Repeat the entries that follow from start to finish, keeping every character.
----- DATA LISTING -----
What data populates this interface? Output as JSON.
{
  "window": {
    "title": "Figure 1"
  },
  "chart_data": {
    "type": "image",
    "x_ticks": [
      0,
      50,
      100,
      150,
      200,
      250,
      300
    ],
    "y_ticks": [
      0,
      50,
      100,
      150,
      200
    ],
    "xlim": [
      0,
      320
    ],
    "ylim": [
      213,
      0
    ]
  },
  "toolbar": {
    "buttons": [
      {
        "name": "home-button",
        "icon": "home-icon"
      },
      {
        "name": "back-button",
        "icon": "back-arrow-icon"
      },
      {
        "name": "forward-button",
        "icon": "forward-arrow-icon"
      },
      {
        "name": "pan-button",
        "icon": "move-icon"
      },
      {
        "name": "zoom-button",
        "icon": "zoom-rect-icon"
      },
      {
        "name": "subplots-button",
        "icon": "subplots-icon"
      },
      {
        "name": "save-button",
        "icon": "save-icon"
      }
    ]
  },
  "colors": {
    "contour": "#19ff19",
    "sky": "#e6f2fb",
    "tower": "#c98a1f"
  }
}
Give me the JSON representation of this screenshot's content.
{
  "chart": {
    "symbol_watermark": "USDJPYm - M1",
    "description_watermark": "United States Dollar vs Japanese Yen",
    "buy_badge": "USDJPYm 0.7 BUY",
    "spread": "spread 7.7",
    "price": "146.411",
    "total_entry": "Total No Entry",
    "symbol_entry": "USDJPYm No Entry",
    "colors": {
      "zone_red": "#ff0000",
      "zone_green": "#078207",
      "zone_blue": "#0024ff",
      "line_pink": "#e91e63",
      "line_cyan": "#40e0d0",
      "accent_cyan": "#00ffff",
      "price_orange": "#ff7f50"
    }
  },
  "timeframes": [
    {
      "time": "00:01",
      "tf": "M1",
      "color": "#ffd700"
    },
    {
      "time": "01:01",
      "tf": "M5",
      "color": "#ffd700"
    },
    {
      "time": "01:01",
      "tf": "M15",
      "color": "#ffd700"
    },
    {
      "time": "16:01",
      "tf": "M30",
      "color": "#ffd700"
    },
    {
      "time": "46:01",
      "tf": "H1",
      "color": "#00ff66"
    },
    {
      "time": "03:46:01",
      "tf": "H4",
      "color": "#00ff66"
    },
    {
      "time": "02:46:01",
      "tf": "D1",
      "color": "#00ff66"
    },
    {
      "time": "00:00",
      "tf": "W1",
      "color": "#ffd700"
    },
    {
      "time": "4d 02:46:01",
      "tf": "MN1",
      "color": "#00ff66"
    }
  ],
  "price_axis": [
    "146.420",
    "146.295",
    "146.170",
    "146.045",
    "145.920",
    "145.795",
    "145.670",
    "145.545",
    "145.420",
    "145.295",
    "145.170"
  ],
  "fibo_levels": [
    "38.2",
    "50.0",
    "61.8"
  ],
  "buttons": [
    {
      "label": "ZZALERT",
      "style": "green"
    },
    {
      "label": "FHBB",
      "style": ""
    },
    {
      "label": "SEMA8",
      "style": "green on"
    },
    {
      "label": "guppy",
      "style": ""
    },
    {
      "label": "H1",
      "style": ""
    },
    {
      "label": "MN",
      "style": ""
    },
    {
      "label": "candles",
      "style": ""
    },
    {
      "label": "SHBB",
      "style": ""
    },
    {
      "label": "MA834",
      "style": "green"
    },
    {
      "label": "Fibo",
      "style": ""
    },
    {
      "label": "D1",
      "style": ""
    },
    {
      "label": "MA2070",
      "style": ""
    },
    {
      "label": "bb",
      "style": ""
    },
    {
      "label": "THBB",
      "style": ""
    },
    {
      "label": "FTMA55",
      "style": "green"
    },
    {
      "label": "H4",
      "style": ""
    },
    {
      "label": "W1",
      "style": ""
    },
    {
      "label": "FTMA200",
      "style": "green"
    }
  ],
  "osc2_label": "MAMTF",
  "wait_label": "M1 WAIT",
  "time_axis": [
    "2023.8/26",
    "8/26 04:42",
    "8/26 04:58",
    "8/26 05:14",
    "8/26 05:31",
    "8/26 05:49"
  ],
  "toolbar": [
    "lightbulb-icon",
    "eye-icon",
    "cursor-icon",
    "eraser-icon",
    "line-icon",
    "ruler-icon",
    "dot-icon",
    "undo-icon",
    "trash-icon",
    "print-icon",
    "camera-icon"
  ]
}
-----
EXERCISE RESULT =>
What data populates this interface? Output as JSON.
{
  "window": {
    "title": "Figure 1"
  },
  "chart_data": {
    "type": "image",
    "x_ticks": [
      0,
      50,
      100,
      150,
      200,
      250,
      300
    ],
    "y_ticks": [
      0,
      50,
      100,
      150,
      200
    ],
    "xlim": [
      0,
      320
    ],
    "ylim": [
      213,
      0
    ]
  },
  "toolbar": {
    "buttons": [
      {
        "name": "home-button",
        "icon": "home-icon"
      },
      {
        "name": "back-button",
        "icon": "back-arrow-icon"
      },
      {
        "name": "forward-button",
        "icon": "forward-arrow-icon"
      },
      {
        "name": "pan-button",
        "icon": "move-icon"
      },
      {
        "name": "zoom-button",
        "icon": "zoom-rect-icon"
      },
      {
        "name": "subplots-button",
        "icon": "subplots-icon"
      },
      {
        "name": "save-button",
        "icon": "save-icon"
      }
    ]
  },
  "colors": {
    "contour": "#19ff19",
    "sky": "#e6f2fb",
    "tower": "#c98a1f"
  }
}
Give me the JSON representation of this screenshot's content.
{
  "chart": {
    "symbol_watermark": "USDJPYm - M1",
    "description_watermark": "United States Dollar vs Japanese Yen",
    "buy_badge": "USDJPYm 0.7 BUY",
    "spread": "spread 7.7",
    "price": "146.411",
    "total_entry": "Total No Entry",
    "symbol_entry": "USDJPYm No Entry",
    "colors": {
      "zone_red": "#ff0000",
      "zone_green": "#078207",
      "zone_blue": "#0024ff",
      "line_pink": "#e91e63",
      "line_cyan": "#40e0d0",
      "accent_cyan": "#00ffff",
      "price_orange": "#ff7f50"
    }
  },
  "timeframes": [
    {
      "time": "00:01",
      "tf": "M1",
      "color": "#ffd700"
    },
    {
      "time": "01:01",
      "tf": "M5",
      "color": "#ffd700"
    },
    {
      "time": "01:01",
      "tf": "M15",
      "color": "#ffd700"
    },
    {
      "time": "16:01",
      "tf": "M30",
      "color": "#ffd700"
    },
    {
      "time": "46:01",
      "tf": "H1",
      "color": "#00ff66"
    },
    {
      "time": "03:46:01",
      "tf": "H4",
      "color": "#00ff66"
    },
    {
      "time": "02:46:01",
      "tf": "D1",
      "color": "#00ff66"
    },
    {
      "time": "00:00",
      "tf": "W1",
      "color": "#ffd700"
    },
    {
      "time": "4d 02:46:01",
      "tf": "MN1",
      "color": "#00ff66"
    }
  ],
  "price_axis": [
    "146.420",
    "146.295",
    "146.170",
    "146.045",
    "145.920",
    "145.795",
    "145.670",
    "145.545",
    "145.420",
    "145.295",
    "145.170"
  ],
  "fibo_levels": [
    "38.2",
    "50.0",
    "61.8"
  ],
  "buttons": [
    {
      "label": "ZZALERT",
      "style": "green"
    },
    {
      "label": "FHBB",
      "style": ""
    },
    {
      "label": "SEMA8",
      "style": "green on"
    },
    {
      "label": "guppy",
      "style": ""
    },
    {
      "label": "H1",
      "style": ""
    },
    {
      "label": "MN",
      "style": ""
    },
    {
      "label": "candles",
      "style": ""
    },
    {
      "label": "SHBB",
      "style": ""
    },
    {
      "label": "MA834",
      "style": "green"
    },
    {
      "label": "Fibo",
      "style": ""
    },
    {
      "label": "D1",
      "style": ""
    },
    {
      "label": "MA2070",
      "style": ""
    },
    {
      "label": "bb",
      "style": ""
    },
    {
      "label": "THBB",
      "style": ""
    },
    {
      "label": "FTMA55",
      "style": "green"
    },
    {
      "label": "H4",
      "style": ""
    },
    {
      "label": "W1",
      "style": ""
    },
    {
      "label": "FTMA200",
      "style": "green"
    }
  ],
  "osc2_label": "MAMTF",
  "wait_label": "M1 WAIT",
  "time_axis": [
    "2023.8/26",
    "8/26 04:42",
    "8/26 04:58",
    "8/26 05:14",
    "8/26 05:31",
    "8/26 05:49"
  ],
  "toolbar": [
    "lightbulb-icon",
    "eye-icon",
    "cursor-icon",
    "eraser-icon",
    "line-icon",
    "ruler-icon",
    "dot-icon",
    "undo-icon",
    "trash-icon",
    "print-icon",
    "camera-icon"
  ]
}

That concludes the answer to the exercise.